7. Where the Wild Things Are (Warner Bros., Oct. 16)Spike Jonze's beleaguered live-action/CG take on Maurice Sendak's subversive children's book finally hits theaters and we can't wait to see the idiosyncratic results. Newcomer Max Records plays Max, a young boy sent to bed without supper, who creates a forest inhabited by cuddly yet dangerous creatures that crown him their king. Jonze has stated that he's going for a palpable yet surreal experience, enhanced stylistically by mood and performance -- and that's been difficult to achieve. He ultimately went to Framestore for vfx assistance, but Animal Logic, Rising Sun Pictures and Iloura have contributed as well.
8. X-Men Origins: Wolverine (Twentieth Century Fox, May 1)It makes perfect sense to launch a series of X-Men origin stories with the popular Wolverine (Magneto is next in the works). Wolverine (Hugh Jackman) goes after Victor Creed (Live Schreiber), who will later become Sabertooth, for the death of his girlfriend, and winds up signing up for the mutant Weapon X program.
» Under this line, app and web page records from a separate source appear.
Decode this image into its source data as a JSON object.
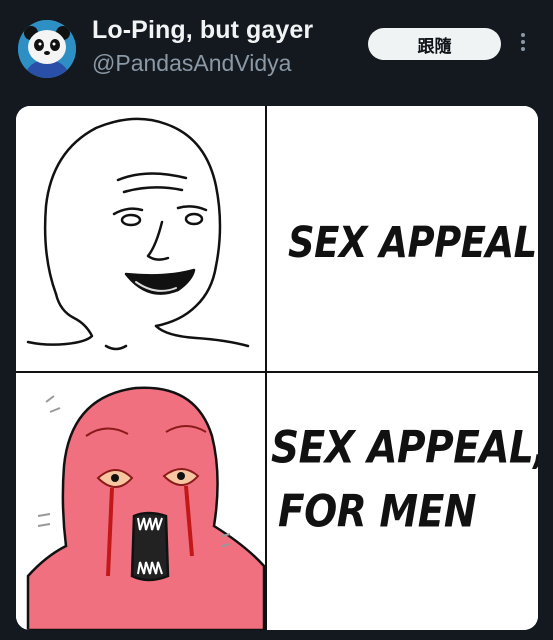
{
  "tweet": {
    "display_name": "Lo-Ping, but gayer",
    "handle": "@PandasAndVidya",
    "follow_label": "跟隨"
  },
  "meme": {
    "top_caption": "SEX APPEAL",
    "bottom_caption_line1": "SEX APPEAL,",
    "bottom_caption_line2": "FOR MEN"
  },
  "colors": {
    "background": "#14191f",
    "angry_face": "#f07080"
  },
  "icons": [
    "panda-avatar",
    "more-options-icon"
  ]
}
Vfx is being handled by Digital Dimension, Hydraulx, Rising Sun Pictures, Soho VFX and Tippett Studio, among others.
9. G-Force (Walt Disney Pictures, July 24)Oscar-winning VFX whiz Hoyt Yeatman (Mighty Joe Young, The Abyss, Star Trek: The Motion Picture, E.T., Blade Runner) makes his feature directorial debut with this live-action/CG family feature from Jerry Bruckheimer about an elite team of highly trained covert guinea pigs employing unique tactics and nano-technology to thwart a looming global disaster. Vfx is by Sony Pictures Imageworks, and led by Oscar-winning VFX Supervisor Scott Stokdyk (the Spider-Man franchise). Will also be screening in Disney Digital 3-D.
10. Monsters vs. Aliens (Paramount/DreamWorks, March 27)And speaking of 3-D, how could we not resist including the stereoscopic poster child of Jeffrey Katzenberg and DreamWorks Animation? Nobody is more committed to 3-D animation than Katzenberg and this satire of '50s creature features (directed by Rob Letterman & Conrad Vernon) couldn't be more appropriate for launching DreamWorks' first fully-produced stereoscopic slate. Aliens are attacking Earth, and our only hope is a Dirty Dozen-style assault featuring a team of imprisoned monsters, including Ginormica(Reese Witherspoon), who stands an inch under 50 feet; Dr. Cockroach, Ph.D (Hugh Laurie); The Missing Link (Will Arnett); B.O.B. (Seth Rogen); and Insectosaurus. Ken Bielenberg is the vfx Supervisor (the Shrek franchise), and we can be sure there are plenty of spectacular effects, though Katzenberg and the filmmakers assure us that they are working hard to extend the proscenium rather than breaking it. Nonetheless, DreamWorks Animation has worked hard in attaining the three Holy Grails of 3-D: dark environments, moving quickly and quick cutting.
Bill Desowitz is senior editor of VFXWorld and AWN.